Published on Nov 25, 2023 at 12:04 p.m.
“When we started, in 2010, the university absolutely didn’t believe in it. So they put us in the bat…” mischievously mocks researcher Jean-Yves Marion as he shows us his “cyber-fortress” in the mazes of the University of Lorraine.
This place closed by a secure airlock, whose windows “were designed to withstand seven blows of an ax” and which houses “pieces of code that could be considered weapons of war”, is the High Security Laboratory ( LHS) from Loria (Lorraine computer science research laboratory and its applications), located in Nancy.
“It is one of the most important research centers dedicated to cybersecurity in France – with Rennes and Paris – and the first high security laboratory opened in the territory,” specifies the professor. Nearly fifteen years ago, at the beginning of the LHS, “we were still talking about viruses and worms” and “pimply hooded teenagers who were preparing cute cyberattacks from their garage”, remembers Jean-Yves Marion, almost nostalgic .
Those days are long gone! What we now call malicious programs, “malware” or “ransomware”, are remotely controlled by cybercriminal organizations sometimes close to the State, such as Russia or China. “They are almost companies, which place adver on the web, resell data on the black market, organize competitions to search for vulnerabilities…” describes the professor at the University of Lorraine.
A collection of 35 million malware

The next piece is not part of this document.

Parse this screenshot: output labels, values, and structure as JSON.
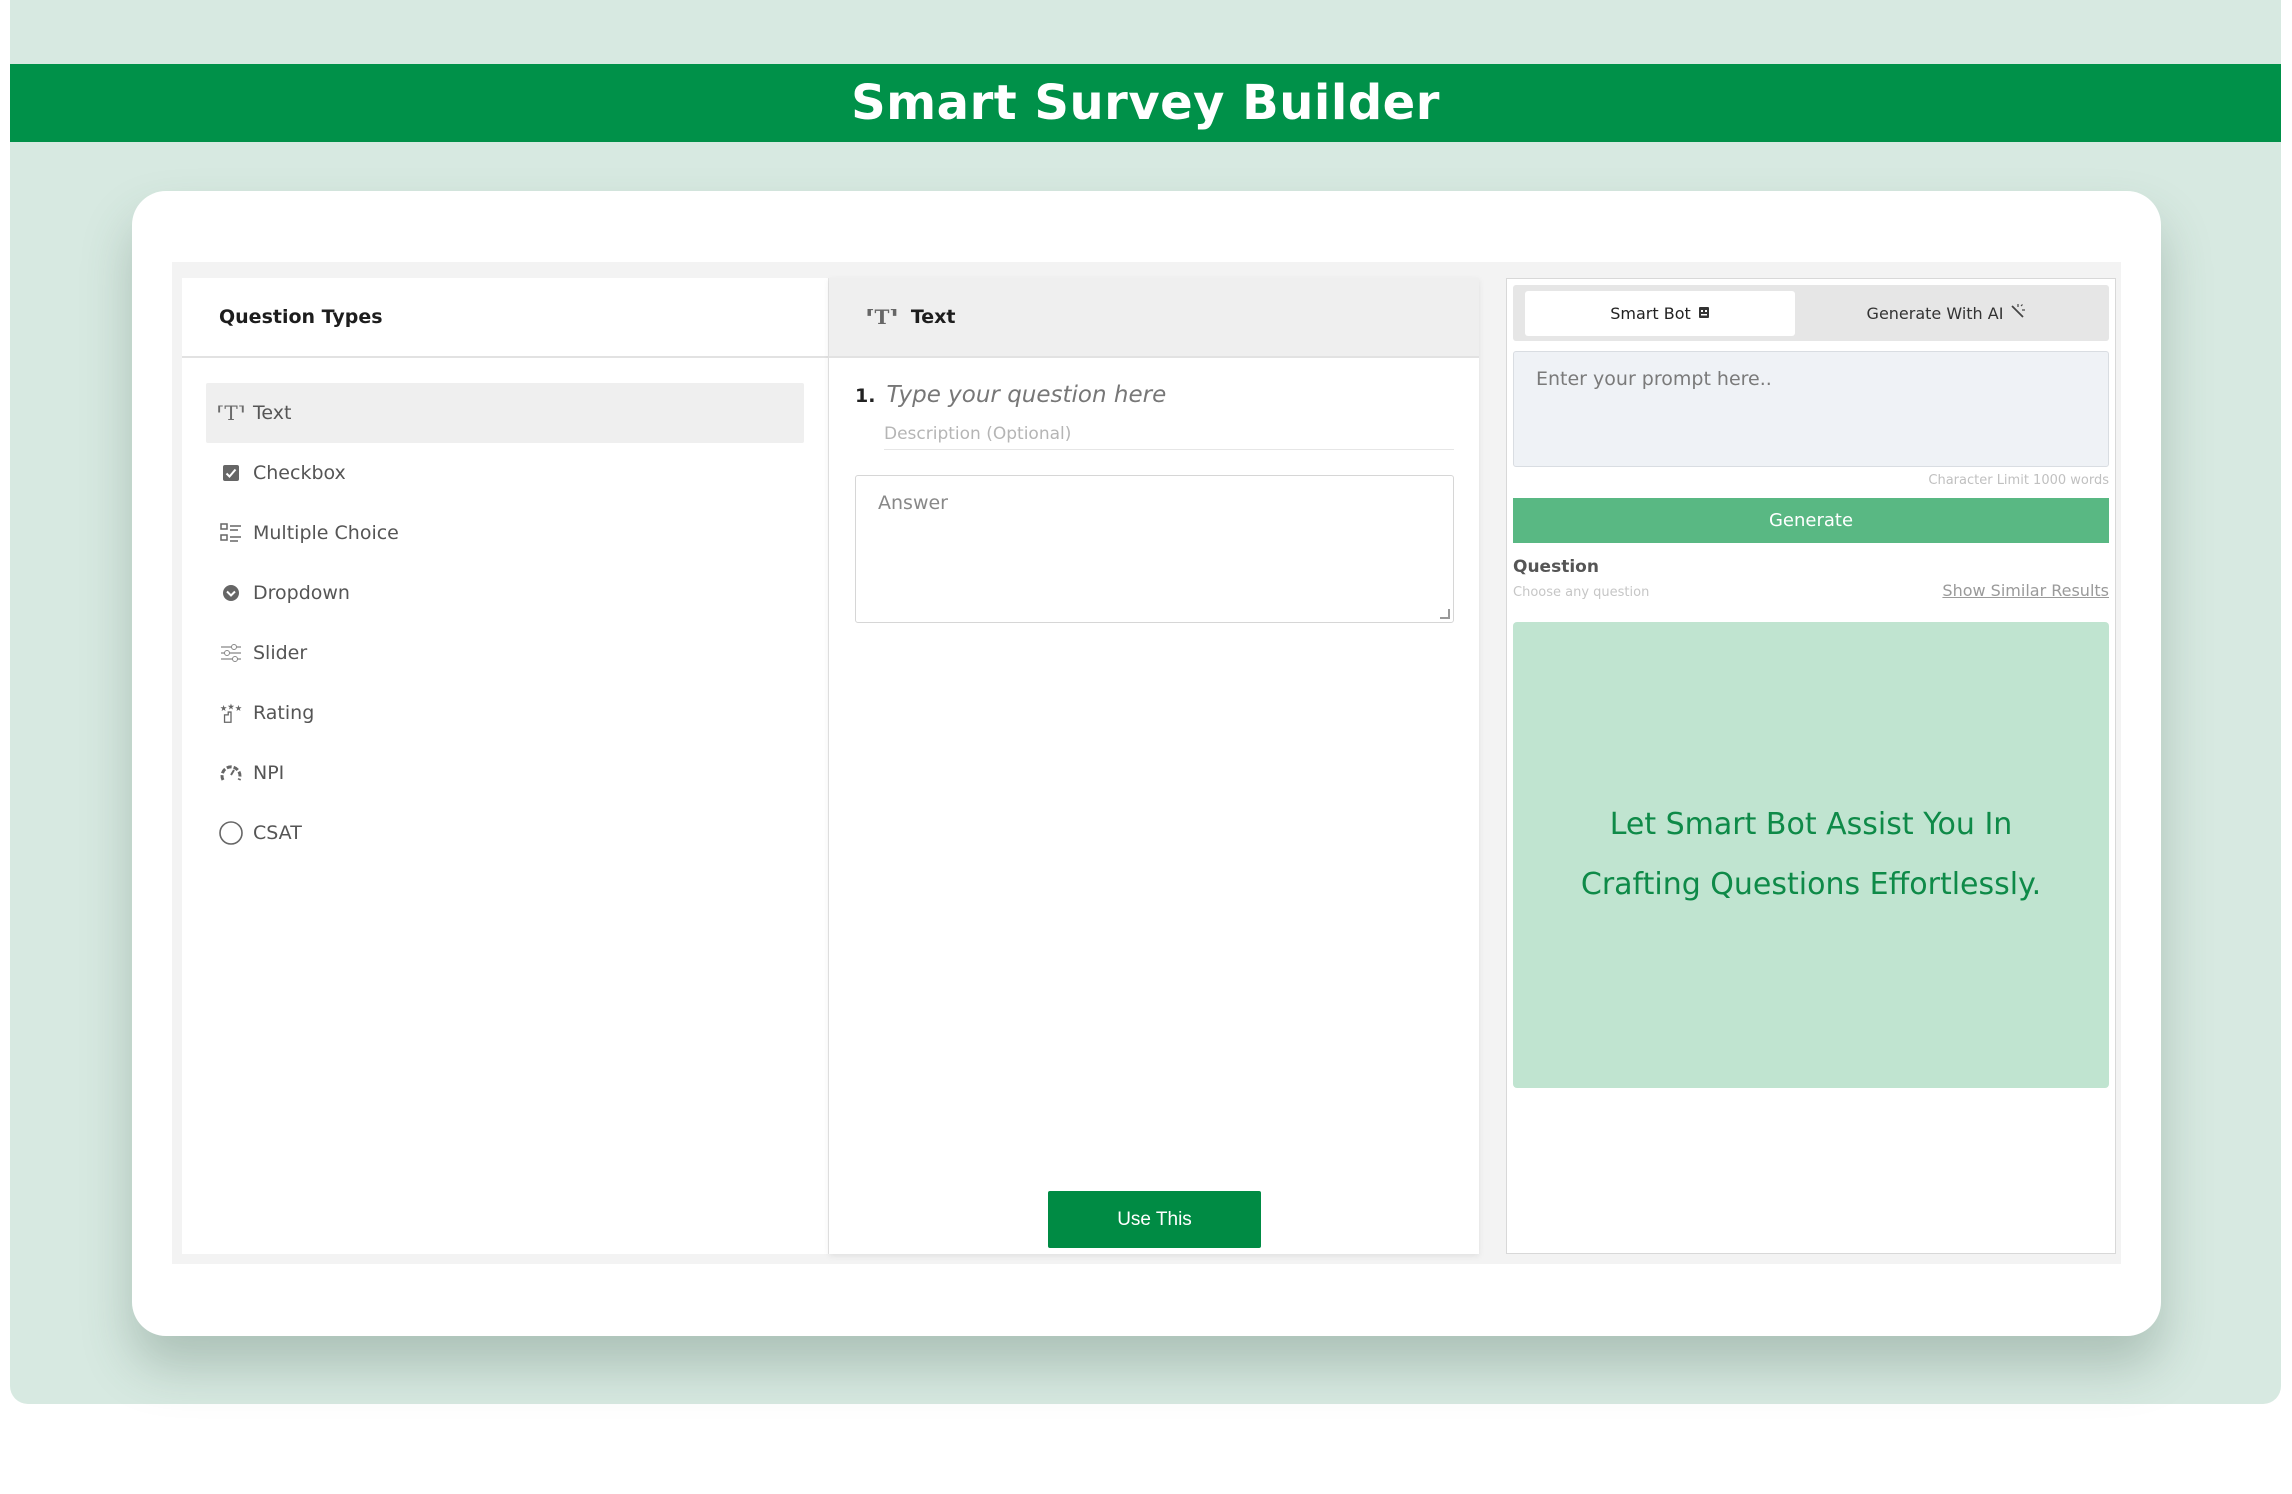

Faced with this evolving and growing threat – “the more devices are connected, the more the possibilities of attacks increase!” » -, a host of cybersecurity solutions have been launched on the market, whether by big names in the sector, such as Trellix, Microsoft or Symantec, or by start-ups taking advantage of the latest advances in artificial intelligence .
A very dynamic ecosystem, but where the academic world has its role to play. “Companies have a short-term timetable, at best medium-term when they have the means. While research can be devoted to the long term,” recalls Jean-Yves Marion, giving the example of the global phenomenon ChatGPT, resulting from several decades of laboratory research.
So, what would be the “ChatGPT” of Loria? In its “cyber fortress”, the laboratory has confined 35 million malicious programs, collected from the Internet. “We use the honeypot technique, which consists of pretending to be a vulnerable computer, to attract them,” slips the researcher.
This virus database is carefully dissected by the small team of researchers, to improve their knowledge of the state of cyberthreat, but not only that. They also managed to design a system capable of identifying any of these viruses, as well as any “strain” resulting from these viruses, even in the form of slightly modified “variants”.
Detect virus “strains”
A start-up, Cyber-Detect, was launched in 2017 to commercialize the tool. “All the antiviruses that we have on our computers today are faulty, because they are designed to identify viruses that are already known. As soon as a program leaves this perimeter, for example if it was built specifically to attack you, they no longer notice it,” points out Régis Lhoste, head of the start-up, which employs around ten people.
“For our part, we are not interested in the complete form of a virus but only in the small pieces of code, in the variants, which correspond to malicious pieces,” explains the entrepreneur, whose tool has already been adopted by around fifteen clients, half of which are in the public sector.
A budget of 5 million euros
If cyber still suffered from a problem of popularity among researchers a few years ago, because it was considered “too technical”, this academic path “has become more attractive” and “enormous resources have been put on the table at the gradually,” observed Jean-Yves Marion.
Like quantum which has benefited a financing plan of 1.8 billion euros in 2021, the cybersecurity sector was allocated an envelope of 65 million euros last year as part of the national PEPR Cybersecurity program, led by the CNRS, Inria and the CEA. From this sum, the Defmal project at the University of Lorraine – dedicated to malicious programs – obtained an unprecedented budget of 5 million euros, spread over six years.
Enough to mobilize a dozen researchers, and above all develop a multidisciplinary approach in the field. “An exchange platform must be set up to share our data with State services and industrial partners,” specifies the expert. Ultimately, the goal is to multiply the bridges between public and private to cover the multiple facets of the cybercriminal ecosystem, for example, he explains, by maintaining relationships with law enforcement, lawyers or sociologists.